#### Requirement
Nothing in the data should be left out or altered when it is retyped.

#### Provided records

══════

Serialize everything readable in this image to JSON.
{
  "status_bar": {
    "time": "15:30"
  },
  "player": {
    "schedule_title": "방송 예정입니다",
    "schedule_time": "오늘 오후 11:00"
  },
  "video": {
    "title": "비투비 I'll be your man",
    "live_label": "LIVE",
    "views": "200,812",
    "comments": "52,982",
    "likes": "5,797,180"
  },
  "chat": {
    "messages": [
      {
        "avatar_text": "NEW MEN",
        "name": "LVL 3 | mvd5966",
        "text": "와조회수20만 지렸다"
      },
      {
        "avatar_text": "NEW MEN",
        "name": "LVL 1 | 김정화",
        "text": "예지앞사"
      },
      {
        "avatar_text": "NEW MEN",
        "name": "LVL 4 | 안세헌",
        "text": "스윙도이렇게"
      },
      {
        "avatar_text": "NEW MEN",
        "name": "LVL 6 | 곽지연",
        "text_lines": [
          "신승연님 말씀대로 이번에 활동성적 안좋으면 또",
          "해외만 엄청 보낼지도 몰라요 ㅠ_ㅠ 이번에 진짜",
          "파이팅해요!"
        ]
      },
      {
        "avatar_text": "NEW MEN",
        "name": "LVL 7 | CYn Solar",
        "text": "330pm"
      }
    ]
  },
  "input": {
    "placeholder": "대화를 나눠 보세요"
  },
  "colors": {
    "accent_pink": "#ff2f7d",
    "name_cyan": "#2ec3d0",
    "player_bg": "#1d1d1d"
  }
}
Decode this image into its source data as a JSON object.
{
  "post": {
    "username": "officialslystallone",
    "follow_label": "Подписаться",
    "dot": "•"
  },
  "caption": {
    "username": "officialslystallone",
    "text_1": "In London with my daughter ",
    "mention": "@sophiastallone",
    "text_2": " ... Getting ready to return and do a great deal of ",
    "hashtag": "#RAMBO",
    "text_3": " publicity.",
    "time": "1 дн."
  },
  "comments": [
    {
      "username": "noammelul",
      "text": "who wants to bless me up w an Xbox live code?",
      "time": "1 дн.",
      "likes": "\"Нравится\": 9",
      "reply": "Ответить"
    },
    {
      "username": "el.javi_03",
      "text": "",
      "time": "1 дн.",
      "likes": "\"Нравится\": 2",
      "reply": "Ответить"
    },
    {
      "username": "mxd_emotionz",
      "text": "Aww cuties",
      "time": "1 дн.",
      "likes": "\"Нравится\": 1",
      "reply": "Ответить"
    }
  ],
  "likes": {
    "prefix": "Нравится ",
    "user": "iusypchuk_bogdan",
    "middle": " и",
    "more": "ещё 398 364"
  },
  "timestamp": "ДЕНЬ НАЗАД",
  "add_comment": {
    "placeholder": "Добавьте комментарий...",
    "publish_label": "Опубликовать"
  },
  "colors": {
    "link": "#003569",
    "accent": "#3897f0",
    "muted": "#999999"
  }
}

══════

#### Answer to this problem
Serialize everything readable in this image to JSON.
{
  "status_bar": {
    "time": "15:30"
  },
  "player": {
    "schedule_title": "방송 예정입니다",
    "schedule_time": "오늘 오후 11:00"
  },
  "video": {
    "title": "비투비 I'll be your man",
    "live_label": "LIVE",
    "views": "200,812",
    "comments": "52,982",
    "likes": "5,797,180"
  },
  "chat": {
    "messages": [
      {
        "avatar_text": "NEW MEN",
        "name": "LVL 3 | mvd5966",
        "text": "와조회수20만 지렸다"
      },
      {
        "avatar_text": "NEW MEN",
        "name": "LVL 1 | 김정화",
        "text": "예지앞사"
      },
      {
        "avatar_text": "NEW MEN",
        "name": "LVL 4 | 안세헌",
        "text": "스윙도이렇게"
      },
      {
        "avatar_text": "NEW MEN",
        "name": "LVL 6 | 곽지연",
        "text_lines": [
          "신승연님 말씀대로 이번에 활동성적 안좋으면 또",
          "해외만 엄청 보낼지도 몰라요 ㅠ_ㅠ 이번에 진짜",
          "파이팅해요!"
        ]
      },
      {
        "avatar_text": "NEW MEN",
        "name": "LVL 7 | CYn Solar",
        "text": "330pm"
      }
    ]
  },
  "input": {
    "placeholder": "대화를 나눠 보세요"
  },
  "colors": {
    "accent_pink": "#ff2f7d",
    "name_cyan": "#2ec3d0",
    "player_bg": "#1d1d1d"
  }
}
Decode this image into its source data as a JSON object.
{
  "post": {
    "username": "officialslystallone",
    "follow_label": "Подписаться",
    "dot": "•"
  },
  "caption": {
    "username": "officialslystallone",
    "text_1": "In London with my daughter ",
    "mention": "@sophiastallone",
    "text_2": " ... Getting ready to return and do a great deal of ",
    "hashtag": "#RAMBO",
    "text_3": " publicity.",
    "time": "1 дн."
  },
  "comments": [
    {
      "username": "noammelul",
      "text": "who wants to bless me up w an Xbox live code?",
      "time": "1 дн.",
      "likes": "\"Нравится\": 9",
      "reply": "Ответить"
    },
    {
      "username": "el.javi_03",
      "text": "",
      "time": "1 дн.",
      "likes": "\"Нравится\": 2",
      "reply": "Ответить"
    },
    {
      "username": "mxd_emotionz",
      "text": "Aww cuties",
      "time": "1 дн.",
      "likes": "\"Нравится\": 1",
      "reply": "Ответить"
    }
  ],
  "likes": {
    "prefix": "Нравится ",
    "user": "iusypchuk_bogdan",
    "middle": " и",
    "more": "ещё 398 364"
  },
  "timestamp": "ДЕНЬ НАЗАД",
  "add_comment": {
    "placeholder": "Добавьте комментарий...",
    "publish_label": "Опубликовать"
  },
  "colors": {
    "link": "#003569",
    "accent": "#3897f0",
    "muted": "#999999"
  }
}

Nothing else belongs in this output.